Your instructions: Gather from the material every line that contains the string "text".

Supplied records:

___

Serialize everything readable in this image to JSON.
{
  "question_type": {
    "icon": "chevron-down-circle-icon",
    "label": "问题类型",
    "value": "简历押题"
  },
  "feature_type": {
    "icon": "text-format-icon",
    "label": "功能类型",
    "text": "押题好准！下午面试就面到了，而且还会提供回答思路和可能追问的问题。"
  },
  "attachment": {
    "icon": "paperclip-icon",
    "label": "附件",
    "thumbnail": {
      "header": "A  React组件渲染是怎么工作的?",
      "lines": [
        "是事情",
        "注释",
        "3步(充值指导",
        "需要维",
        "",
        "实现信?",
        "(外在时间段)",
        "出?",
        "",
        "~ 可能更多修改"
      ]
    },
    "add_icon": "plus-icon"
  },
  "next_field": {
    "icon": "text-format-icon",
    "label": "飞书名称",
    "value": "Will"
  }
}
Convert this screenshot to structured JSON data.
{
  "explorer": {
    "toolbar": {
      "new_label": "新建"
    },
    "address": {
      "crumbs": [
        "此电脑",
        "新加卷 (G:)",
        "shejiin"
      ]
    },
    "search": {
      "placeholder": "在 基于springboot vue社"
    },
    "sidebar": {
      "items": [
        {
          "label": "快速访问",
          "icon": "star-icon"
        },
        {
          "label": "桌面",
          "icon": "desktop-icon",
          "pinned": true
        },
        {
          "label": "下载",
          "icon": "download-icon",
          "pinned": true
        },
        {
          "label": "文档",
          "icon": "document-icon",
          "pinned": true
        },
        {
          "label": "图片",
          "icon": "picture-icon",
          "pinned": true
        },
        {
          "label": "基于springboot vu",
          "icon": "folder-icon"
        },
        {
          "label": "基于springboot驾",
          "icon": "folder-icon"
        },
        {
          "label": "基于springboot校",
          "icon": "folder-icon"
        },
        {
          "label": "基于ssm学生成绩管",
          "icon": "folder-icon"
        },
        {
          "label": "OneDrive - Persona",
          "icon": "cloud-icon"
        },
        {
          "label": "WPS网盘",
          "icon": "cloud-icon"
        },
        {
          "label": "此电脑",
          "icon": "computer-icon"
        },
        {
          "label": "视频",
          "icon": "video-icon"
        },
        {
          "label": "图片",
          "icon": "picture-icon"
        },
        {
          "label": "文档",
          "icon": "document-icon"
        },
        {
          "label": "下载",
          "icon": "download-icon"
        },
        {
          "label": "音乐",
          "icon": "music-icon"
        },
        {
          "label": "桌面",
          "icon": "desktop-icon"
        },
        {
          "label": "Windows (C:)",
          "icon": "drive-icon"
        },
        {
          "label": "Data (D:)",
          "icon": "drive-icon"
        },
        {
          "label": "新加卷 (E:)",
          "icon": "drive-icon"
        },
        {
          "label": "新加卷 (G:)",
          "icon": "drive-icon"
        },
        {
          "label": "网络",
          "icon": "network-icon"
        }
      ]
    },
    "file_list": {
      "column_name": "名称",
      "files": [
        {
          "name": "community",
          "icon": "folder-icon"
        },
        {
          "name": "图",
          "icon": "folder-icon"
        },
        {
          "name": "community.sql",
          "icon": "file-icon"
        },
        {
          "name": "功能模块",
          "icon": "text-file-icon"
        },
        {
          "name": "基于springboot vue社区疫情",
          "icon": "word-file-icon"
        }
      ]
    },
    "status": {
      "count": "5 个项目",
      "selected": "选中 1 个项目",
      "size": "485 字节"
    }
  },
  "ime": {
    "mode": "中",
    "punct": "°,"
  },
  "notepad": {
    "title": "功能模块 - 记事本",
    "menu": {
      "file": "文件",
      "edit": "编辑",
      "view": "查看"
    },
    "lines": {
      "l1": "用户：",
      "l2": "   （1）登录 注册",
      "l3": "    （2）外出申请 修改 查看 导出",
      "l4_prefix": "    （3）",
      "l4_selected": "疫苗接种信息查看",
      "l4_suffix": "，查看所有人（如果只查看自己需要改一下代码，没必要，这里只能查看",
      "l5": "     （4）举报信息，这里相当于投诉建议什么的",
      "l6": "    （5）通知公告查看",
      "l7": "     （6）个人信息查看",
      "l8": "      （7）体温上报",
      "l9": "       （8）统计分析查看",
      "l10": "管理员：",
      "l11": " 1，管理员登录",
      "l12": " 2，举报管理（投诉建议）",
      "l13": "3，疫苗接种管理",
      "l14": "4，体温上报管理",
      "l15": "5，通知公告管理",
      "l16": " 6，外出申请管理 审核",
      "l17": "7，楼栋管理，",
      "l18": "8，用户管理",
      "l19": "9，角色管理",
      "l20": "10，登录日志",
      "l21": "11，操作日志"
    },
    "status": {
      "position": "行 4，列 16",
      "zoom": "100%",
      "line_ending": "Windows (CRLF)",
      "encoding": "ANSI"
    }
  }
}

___

Output for this task:
    "icon": "text-format-icon",
    "text": "押题好准！下午面试就面到了，而且还会提供回答思路和可能追问的问题。"
    "icon": "text-format-icon",
          "icon": "text-file-icon"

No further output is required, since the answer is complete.